Predicting Range of Acceptable Photographic Tonal Adjustments

Ronnachai Jaroensri
Adjustment Space Exploration. There are many valid ways to adjust an image. Our two-dimensional adjustment space is shown on the left, with the origin (no adjustment) at the crosshairs. Four adjustments are shown in the space with Xs: two acceptable, two unacceptable. The magenta curve shows the boundary between acceptable and unacceptable adjustments, obtained by crowdsourcing: outside the boundary, the images no longer look acceptable. We present a machine learning algorithm to estimate this boundary for new images.


There is often more than one way to select tonal adjust- ment for a photograph, and different individuals may prefer different adjustments. However, selecting good adjustments is challenging. This paper describes a method to predict whether a given tonal rendition is acceptable for a photograph, which we use to characterize its range of acceptable adjustments. We gathered a dataset of image "acceptability" over brightness and contrast adjustments. We find that unacceptable renditions can be explained in terms of over-exposure, under-exposure, and low contrast. Based on this observation, we propose a machine-learning algorithm to assess whether an adjusted photograph looks acceptable. We show that our algorithm can differentiate unsightly renditions from reasonable ones.
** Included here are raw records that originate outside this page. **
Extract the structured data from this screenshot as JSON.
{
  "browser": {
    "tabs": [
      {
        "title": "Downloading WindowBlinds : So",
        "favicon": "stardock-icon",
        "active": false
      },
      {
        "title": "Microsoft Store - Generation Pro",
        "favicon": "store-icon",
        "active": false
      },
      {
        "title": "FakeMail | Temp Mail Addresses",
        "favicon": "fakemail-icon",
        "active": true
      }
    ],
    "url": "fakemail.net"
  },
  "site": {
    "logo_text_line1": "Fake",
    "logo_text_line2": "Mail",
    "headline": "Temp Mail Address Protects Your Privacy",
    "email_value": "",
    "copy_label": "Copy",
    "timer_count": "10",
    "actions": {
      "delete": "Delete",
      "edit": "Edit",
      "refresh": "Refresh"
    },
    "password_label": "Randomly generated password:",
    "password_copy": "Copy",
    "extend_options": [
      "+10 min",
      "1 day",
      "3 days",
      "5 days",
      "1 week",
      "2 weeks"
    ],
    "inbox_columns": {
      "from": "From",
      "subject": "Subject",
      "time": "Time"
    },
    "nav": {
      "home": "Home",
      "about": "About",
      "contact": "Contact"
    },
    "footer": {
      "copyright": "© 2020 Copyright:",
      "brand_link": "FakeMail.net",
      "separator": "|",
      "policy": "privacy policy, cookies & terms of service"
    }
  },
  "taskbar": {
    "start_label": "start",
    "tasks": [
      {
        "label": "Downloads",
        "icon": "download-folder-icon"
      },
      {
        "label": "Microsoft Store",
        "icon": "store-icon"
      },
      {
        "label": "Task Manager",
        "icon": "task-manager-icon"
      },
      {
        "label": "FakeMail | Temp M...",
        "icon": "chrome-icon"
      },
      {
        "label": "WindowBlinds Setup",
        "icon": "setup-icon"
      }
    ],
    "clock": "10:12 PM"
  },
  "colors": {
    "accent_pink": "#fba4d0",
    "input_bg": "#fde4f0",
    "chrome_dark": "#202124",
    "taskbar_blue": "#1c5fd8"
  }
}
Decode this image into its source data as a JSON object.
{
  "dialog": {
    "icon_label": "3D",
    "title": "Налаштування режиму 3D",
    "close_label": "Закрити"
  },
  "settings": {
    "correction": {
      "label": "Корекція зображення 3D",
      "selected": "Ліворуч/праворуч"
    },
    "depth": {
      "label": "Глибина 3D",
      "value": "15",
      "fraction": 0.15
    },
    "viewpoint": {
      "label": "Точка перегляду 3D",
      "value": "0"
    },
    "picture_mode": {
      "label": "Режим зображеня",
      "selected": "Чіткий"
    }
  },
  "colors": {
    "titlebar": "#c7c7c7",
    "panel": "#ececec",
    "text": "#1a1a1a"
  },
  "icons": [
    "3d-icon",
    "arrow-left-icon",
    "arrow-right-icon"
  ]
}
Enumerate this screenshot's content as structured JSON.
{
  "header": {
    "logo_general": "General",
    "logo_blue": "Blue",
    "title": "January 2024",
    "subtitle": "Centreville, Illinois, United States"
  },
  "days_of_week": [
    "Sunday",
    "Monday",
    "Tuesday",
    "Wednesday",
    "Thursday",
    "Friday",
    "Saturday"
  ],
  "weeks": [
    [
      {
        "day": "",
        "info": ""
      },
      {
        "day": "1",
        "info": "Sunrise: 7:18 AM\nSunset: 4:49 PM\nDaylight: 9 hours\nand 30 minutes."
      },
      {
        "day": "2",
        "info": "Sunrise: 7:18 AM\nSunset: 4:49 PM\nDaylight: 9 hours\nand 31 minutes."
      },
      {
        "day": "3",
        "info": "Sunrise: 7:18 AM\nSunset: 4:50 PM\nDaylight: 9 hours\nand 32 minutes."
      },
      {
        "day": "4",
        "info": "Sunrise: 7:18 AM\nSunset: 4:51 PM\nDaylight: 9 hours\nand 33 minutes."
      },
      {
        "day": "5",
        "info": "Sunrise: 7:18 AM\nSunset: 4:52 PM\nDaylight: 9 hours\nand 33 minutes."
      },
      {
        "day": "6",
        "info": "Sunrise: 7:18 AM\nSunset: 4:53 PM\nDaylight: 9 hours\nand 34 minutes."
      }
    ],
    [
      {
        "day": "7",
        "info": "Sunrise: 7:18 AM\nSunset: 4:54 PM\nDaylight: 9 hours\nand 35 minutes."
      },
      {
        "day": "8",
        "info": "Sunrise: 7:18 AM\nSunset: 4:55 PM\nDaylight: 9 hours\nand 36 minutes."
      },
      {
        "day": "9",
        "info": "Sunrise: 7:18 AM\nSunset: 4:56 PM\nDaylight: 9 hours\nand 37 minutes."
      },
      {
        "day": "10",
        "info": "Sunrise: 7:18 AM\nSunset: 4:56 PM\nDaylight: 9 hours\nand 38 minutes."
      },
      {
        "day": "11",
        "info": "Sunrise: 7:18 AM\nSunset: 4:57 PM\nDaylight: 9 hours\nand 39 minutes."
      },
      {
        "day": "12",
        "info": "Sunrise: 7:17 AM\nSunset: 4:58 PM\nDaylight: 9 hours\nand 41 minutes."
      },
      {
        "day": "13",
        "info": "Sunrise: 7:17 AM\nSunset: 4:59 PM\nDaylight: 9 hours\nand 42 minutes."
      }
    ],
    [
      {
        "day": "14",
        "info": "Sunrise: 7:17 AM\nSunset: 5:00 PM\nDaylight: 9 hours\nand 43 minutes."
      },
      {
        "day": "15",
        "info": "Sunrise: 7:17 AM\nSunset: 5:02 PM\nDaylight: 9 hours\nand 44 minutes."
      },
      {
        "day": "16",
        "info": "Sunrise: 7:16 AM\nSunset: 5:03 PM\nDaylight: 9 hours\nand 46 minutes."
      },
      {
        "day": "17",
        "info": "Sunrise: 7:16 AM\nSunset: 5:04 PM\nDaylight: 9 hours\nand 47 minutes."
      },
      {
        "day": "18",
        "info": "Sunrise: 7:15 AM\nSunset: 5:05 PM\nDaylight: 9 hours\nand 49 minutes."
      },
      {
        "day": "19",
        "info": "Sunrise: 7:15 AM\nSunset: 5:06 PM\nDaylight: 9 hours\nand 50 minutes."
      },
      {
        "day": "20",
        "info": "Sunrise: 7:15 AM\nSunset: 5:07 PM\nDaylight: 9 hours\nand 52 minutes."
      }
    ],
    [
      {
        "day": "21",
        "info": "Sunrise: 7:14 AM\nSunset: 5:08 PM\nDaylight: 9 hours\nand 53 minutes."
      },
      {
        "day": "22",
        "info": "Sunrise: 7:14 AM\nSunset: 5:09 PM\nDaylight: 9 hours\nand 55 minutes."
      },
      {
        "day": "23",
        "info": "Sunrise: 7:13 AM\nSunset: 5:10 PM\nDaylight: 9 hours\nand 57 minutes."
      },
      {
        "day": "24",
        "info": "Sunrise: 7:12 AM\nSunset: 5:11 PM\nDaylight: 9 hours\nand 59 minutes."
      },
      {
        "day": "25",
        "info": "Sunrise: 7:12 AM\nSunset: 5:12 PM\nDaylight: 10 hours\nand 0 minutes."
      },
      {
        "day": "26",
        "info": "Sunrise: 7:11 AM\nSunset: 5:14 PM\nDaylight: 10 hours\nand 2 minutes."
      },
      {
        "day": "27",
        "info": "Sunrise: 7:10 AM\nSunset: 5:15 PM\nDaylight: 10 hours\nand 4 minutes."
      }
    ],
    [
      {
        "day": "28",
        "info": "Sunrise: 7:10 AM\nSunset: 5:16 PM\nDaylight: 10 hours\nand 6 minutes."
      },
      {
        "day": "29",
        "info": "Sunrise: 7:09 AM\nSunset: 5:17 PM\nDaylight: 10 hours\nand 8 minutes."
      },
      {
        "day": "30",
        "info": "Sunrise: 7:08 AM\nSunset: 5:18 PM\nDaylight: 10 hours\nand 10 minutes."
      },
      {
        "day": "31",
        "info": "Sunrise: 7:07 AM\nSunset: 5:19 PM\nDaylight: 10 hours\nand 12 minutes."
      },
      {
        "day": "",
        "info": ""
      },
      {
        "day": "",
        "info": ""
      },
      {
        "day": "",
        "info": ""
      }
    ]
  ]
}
Finally, we describe proof-of-concept applications that use our algorithm to guide the exploration of the possible tonal renditions of a photograph.


R. Jaroensri, S. Paris, A. Hertzmann, V. Bychkovsky, F. Durand "Predicting Range of Acceptable Photographic Tonal Adjustments" IEEE International Conference on Computational Photography (ICCP). April 2015, Houston, TX.


The authors would like to thank Quanta Computer Inc. for their generous support of this project